So I can start here real quick. People can check my math in case I made some error.

We are told that the radius the earth is approximately 6,378km at the equator and 6,357km at the poles (due to their claim that the earth is an oblate spheroid).

But km is not granular enough, so let's convert these down to meters (we'll probably never get accuracy to feet).

6,378km =6,378,000 meters (poles)

6,357km =6,357,000 meters (equator)

Let's say we're looking at Las Vegas. It's neither at the poles nor at the equator, so let's just for now take the average between these two, which would be:

6,367,500 meters.

So we can use that for our radius of the earth.

But Las Vegas has an average elevation of about 2,030 feet or about 619 meters.

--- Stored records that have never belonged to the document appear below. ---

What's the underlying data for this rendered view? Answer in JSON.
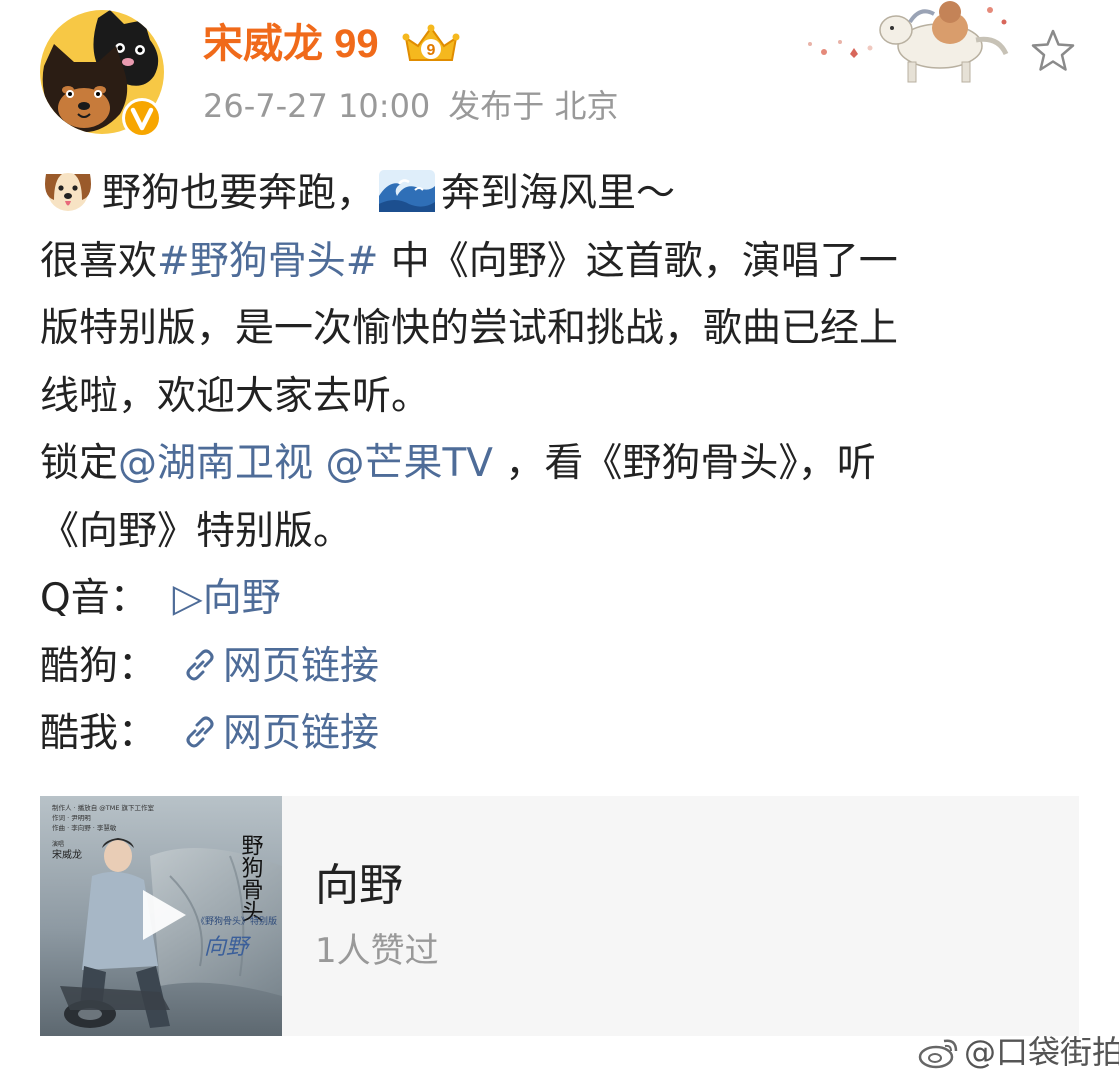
{
  "header": {
    "username": "宋威龙 99",
    "time": "26-7-27 10:00",
    "location": "发布于 北京",
    "vip_crown_number": "9"
  },
  "icons": {
    "avatar": "dog-avatar-icon",
    "verified": "verified-v-icon",
    "crown": "vip-crown-icon",
    "star": "star-outline-icon",
    "link": "link-chain-icon",
    "play": "play-triangle-icon"
  },
  "post": {
    "line1_a": "野狗也要奔跑，",
    "line1_b": "奔到海风里～",
    "line2_a": "很喜欢",
    "line2_hashtag": "#野狗骨头#",
    "line2_b": " 中《向野》这首歌，演唱了一",
    "line3": "版特别版，是一次愉快的尝试和挑战，歌曲已经上",
    "line4": "线啦，欢迎大家去听。",
    "line5_a": "锁定",
    "line5_mention1": "@湖南卫视",
    "line5_mention2": "@芒果TV",
    "line5_b": "，看《野狗骨头》，听",
    "line6": "《向野》特别版。",
    "q_label": "Q音：",
    "q_link": "▷向野",
    "kugou_label": "酷狗：",
    "kugou_link": "网页链接",
    "kuwo_label": "酷我：",
    "kuwo_link": "网页链接"
  },
  "music_card": {
    "title": "向野",
    "likes": "1人赞过",
    "cover_text": {
      "credits": "制作人 · 播放自 @TME 旗下工作室",
      "lyricist": "作词 · 尹明明",
      "composer": "作曲 · 李向野 · 李慧敏",
      "singer_label": "演唱",
      "singer": "宋威龙",
      "show_title": "野狗骨头",
      "edition": "《野狗骨头》特别版",
      "song_calligraphy": "向野"
    }
  },
  "watermark": "@口袋街拍",
  "colors": {
    "username": "#f06a1a",
    "link": "#4e6c98",
    "meta": "#999999",
    "card_bg": "#f6f6f6"
  }
}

So we'll add that to the previous radius and get ...

6,368,119 meters as our R value.

So we have 2 sides of our triangle at 6,368,119 meters.

We would determine the 3rd side of our initial triangle by getting the distance between the bases of two buildings (converted into meters).

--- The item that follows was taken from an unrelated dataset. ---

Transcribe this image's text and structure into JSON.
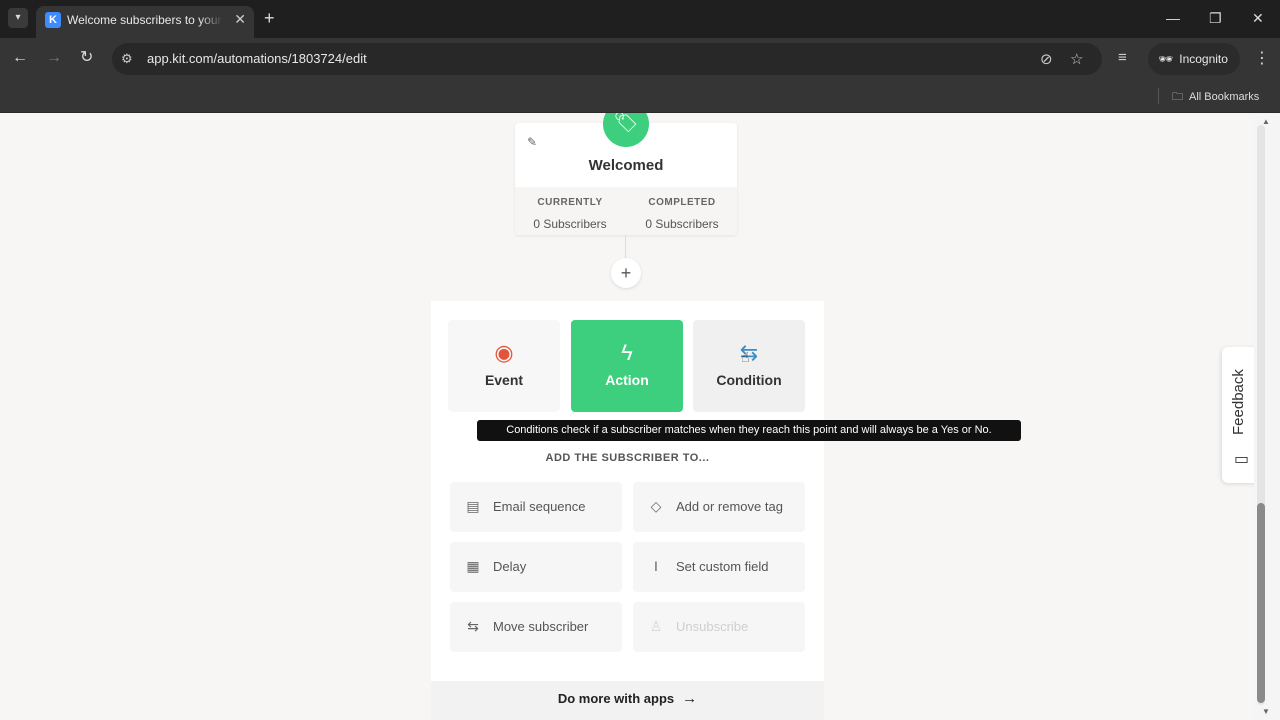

Now having all 3 sides of a triangle, we can determine the angle "theta".

Now that we have the angle measurement, we would add the height of the buildings (or part of the building being used for our measurement) to the R value above.

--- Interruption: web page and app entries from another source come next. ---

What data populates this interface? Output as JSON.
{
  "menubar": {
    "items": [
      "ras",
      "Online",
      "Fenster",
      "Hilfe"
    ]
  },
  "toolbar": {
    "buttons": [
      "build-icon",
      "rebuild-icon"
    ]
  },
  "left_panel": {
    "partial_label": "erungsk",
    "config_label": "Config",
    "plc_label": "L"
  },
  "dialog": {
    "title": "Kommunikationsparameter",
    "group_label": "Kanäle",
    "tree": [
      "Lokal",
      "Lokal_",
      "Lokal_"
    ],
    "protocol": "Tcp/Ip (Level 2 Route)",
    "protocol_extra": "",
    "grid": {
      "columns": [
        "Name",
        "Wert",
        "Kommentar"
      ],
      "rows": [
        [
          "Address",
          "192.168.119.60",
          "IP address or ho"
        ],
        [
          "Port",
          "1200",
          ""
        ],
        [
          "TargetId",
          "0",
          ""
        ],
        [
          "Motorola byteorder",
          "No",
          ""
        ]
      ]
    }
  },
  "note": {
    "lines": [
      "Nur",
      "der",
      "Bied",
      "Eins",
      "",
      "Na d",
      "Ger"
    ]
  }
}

So we would have new value for the two longer sides of the triangle, and we still have the "theta" angle measurement.

We could then calculate the new length of the third side of the triangle.

We would take the difference between this new length of the 3rd side and the previous length of the 3rd side to see if it would be a noticeable or measurable difference.

Then if it should be noticeable or measurable (let's say there's a 20-yard difference), we can then analyze the cityscape photograph.

I have to go get some stuff done, but maybe someone wants to pick it up from there.

But my hunch or gut feeling based on this scale is that the difference will be too small to be able to measure based on the photograph of a cityscape.

Otherwise, I suspect that some flat earthers would have already taken this approach.

That one group in Brazil (of the "Convex Earth" video) did these measurements using precision GPS equipment accurate to within a couple centimeters, but I haven't seen their actual numbers ... and I really a suspect that we'd end up needing to have accuracy to a meter or two to see the difference.